A word-for-word copy of the records is needed, with every picture left out.

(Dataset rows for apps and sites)
((

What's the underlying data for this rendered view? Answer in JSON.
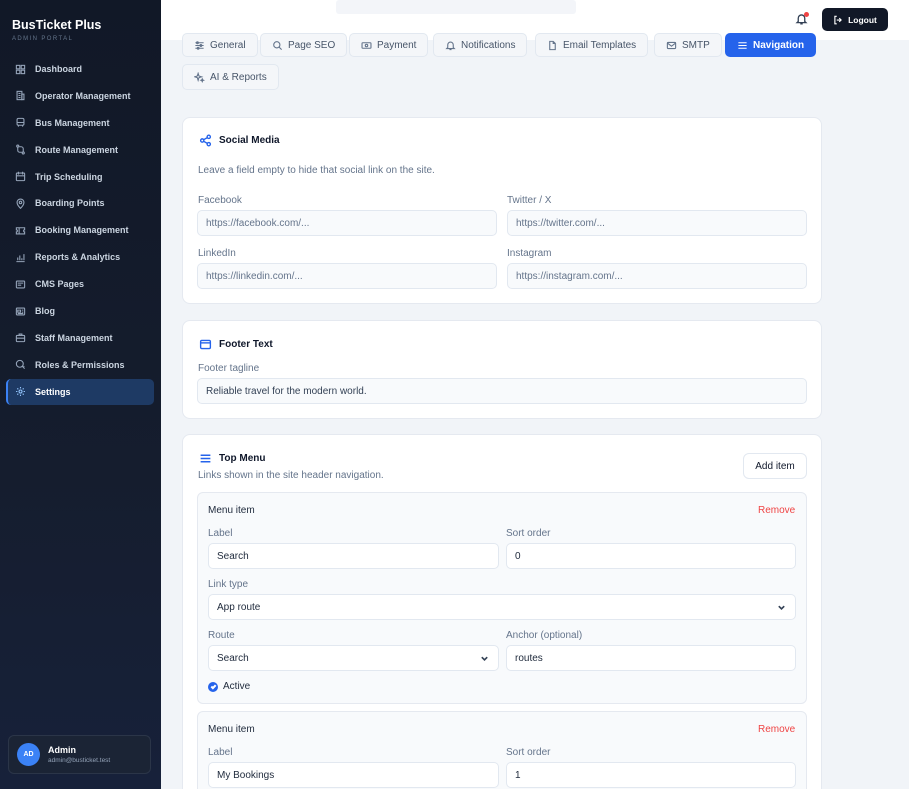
{
  "brand": {
    "title": "BusTicket Plus",
    "subtitle": "ADMIN PORTAL"
  },
  "nav": [
    {
      "label": "Dashboard",
      "icon": "dashboard-icon"
    },
    {
      "label": "Operator Management",
      "icon": "building-icon"
    },
    {
      "label": "Bus Management",
      "icon": "bus-icon"
    },
    {
      "label": "Route Management",
      "icon": "route-icon"
    },
    {
      "label": "Trip Scheduling",
      "icon": "calendar-icon"
    },
    {
      "label": "Boarding Points",
      "icon": "map-pin-icon"
    },
    {
      "label": "Booking Management",
      "icon": "ticket-icon"
    },
    {
      "label": "Reports & Analytics",
      "icon": "chart-icon"
    },
    {
      "label": "CMS Pages",
      "icon": "page-icon"
    },
    {
      "label": "Blog",
      "icon": "newspaper-icon"
    },
    {
      "label": "Staff Management",
      "icon": "briefcase-icon"
    },
    {
      "label": "Roles & Permissions",
      "icon": "shield-icon"
    },
    {
      "label": "Settings",
      "icon": "gear-icon",
      "active": true
    }
  ],
  "user": {
    "initials": "AD",
    "name": "Admin",
    "email": "admin@busticket.test"
  },
  "header": {
    "logout_label": "Logout"
  },
  "tabs": [
    {
      "label": "General",
      "icon": "sliders-icon"
    },
    {
      "label": "Page SEO",
      "icon": "search-icon"
    },
    {
      "label": "Payment",
      "icon": "money-icon"
    },
    {
      "label": "Notifications",
      "icon": "bell-icon"
    },
    {
      "label": "Email Templates",
      "icon": "file-icon"
    },
    {
      "label": "SMTP",
      "icon": "mail-icon"
    },
    {
      "label": "Navigation",
      "icon": "menu-icon",
      "active": true
    },
    {
      "label": "AI & Reports",
      "icon": "sparkle-icon"
    }
  ],
  "social": {
    "title": "Social Media",
    "hint": "Leave a field empty to hide that social link on the site.",
    "facebook": {
      "label": "Facebook",
      "placeholder": "https://facebook.com/..."
    },
    "twitter": {
      "label": "Twitter / X",
      "placeholder": "https://twitter.com/..."
    },
    "linkedin": {
      "label": "LinkedIn",
      "placeholder": "https://linkedin.com/..."
    },
    "instagram": {
      "label": "Instagram",
      "placeholder": "https://instagram.com/..."
    }
  },
  "footer": {
    "title": "Footer Text",
    "tagline_label": "Footer tagline",
    "tagline_value": "Reliable travel for the modern world."
  },
  "top_menu": {
    "title": "Top Menu",
    "hint": "Links shown in the site header navigation.",
    "add_label": "Add item",
    "items": [
      {
        "heading": "Menu item",
        "remove": "Remove",
        "label_label": "Label",
        "label_value": "Search",
        "sort_label": "Sort order",
        "sort_value": "0",
        "link_type_label": "Link type",
        "link_type_value": "App route",
        "route_label": "Route",
        "route_value": "Search",
        "anchor_label": "Anchor (optional)",
        "anchor_value": "routes",
        "active_label": "Active"
      },
      {
        "heading": "Menu item",
        "remove": "Remove",
        "label_label": "Label",
        "label_value": "My Bookings",
        "sort_label": "Sort order",
        "sort_value": "1"
      }
    ]
  }
}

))

[OUTPUT BELOW]
What's the underlying data for this rendered view? Answer in JSON.
{
  "brand": {
    "title": "BusTicket Plus",
    "subtitle": "ADMIN PORTAL"
  },
  "nav": [
    {
      "label": "Dashboard",
      "icon": "dashboard-icon"
    },
    {
      "label": "Operator Management",
      "icon": "building-icon"
    },
    {
      "label": "Bus Management",
      "icon": "bus-icon"
    },
    {
      "label": "Route Management",
      "icon": "route-icon"
    },
    {
      "label": "Trip Scheduling",
      "icon": "calendar-icon"
    },
    {
      "label": "Boarding Points",
      "icon": "map-pin-icon"
    },
    {
      "label": "Booking Management",
      "icon": "ticket-icon"
    },
    {
      "label": "Reports & Analytics",
      "icon": "chart-icon"
    },
    {
      "label": "CMS Pages",
      "icon": "page-icon"
    },
    {
      "label": "Blog",
      "icon": "newspaper-icon"
    },
    {
      "label": "Staff Management",
      "icon": "briefcase-icon"
    },
    {
      "label": "Roles & Permissions",
      "icon": "shield-icon"
    },
    {
      "label": "Settings",
      "icon": "gear-icon",
      "active": true
    }
  ],
  "user": {
    "initials": "AD",
    "name": "Admin",
    "email": "admin@busticket.test"
  },
  "header": {
    "logout_label": "Logout"
  },
  "tabs": [
    {
      "label": "General",
      "icon": "sliders-icon"
    },
    {
      "label": "Page SEO",
      "icon": "search-icon"
    },
    {
      "label": "Payment",
      "icon": "money-icon"
    },
    {
      "label": "Notifications",
      "icon": "bell-icon"
    },
    {
      "label": "Email Templates",
      "icon": "file-icon"
    },
    {
      "label": "SMTP",
      "icon": "mail-icon"
    },
    {
      "label": "Navigation",
      "icon": "menu-icon",
      "active": true
    },
    {
      "label": "AI & Reports",
      "icon": "sparkle-icon"
    }
  ],
  "social": {
    "title": "Social Media",
    "hint": "Leave a field empty to hide that social link on the site.",
    "facebook": {
      "label": "Facebook",
      "placeholder": "https://facebook.com/..."
    },
    "twitter": {
      "label": "Twitter / X",
      "placeholder": "https://twitter.com/..."
    },
    "linkedin": {
      "label": "LinkedIn",
      "placeholder": "https://linkedin.com/..."
    },
    "instagram": {
      "label": "Instagram",
      "placeholder": "https://instagram.com/..."
    }
  },
  "footer": {
    "title": "Footer Text",
    "tagline_label": "Footer tagline",
    "tagline_value": "Reliable travel for the modern world."
  },
  "top_menu": {
    "title": "Top Menu",
    "hint": "Links shown in the site header navigation.",
    "add_label": "Add item",
    "items": [
      {
        "heading": "Menu item",
        "remove": "Remove",
        "label_label": "Label",
        "label_value": "Search",
        "sort_label": "Sort order",
        "sort_value": "0",
        "link_type_label": "Link type",
        "link_type_value": "App route",
        "route_label": "Route",
        "route_value": "Search",
        "anchor_label": "Anchor (optional)",
        "anchor_value": "routes",
        "active_label": "Active"
      },
      {
        "heading": "Menu item",
        "remove": "Remove",
        "label_label": "Label",
        "label_value": "My Bookings",
        "sort_label": "Sort order",
        "sort_value": "1"
      }
    ]
  }
}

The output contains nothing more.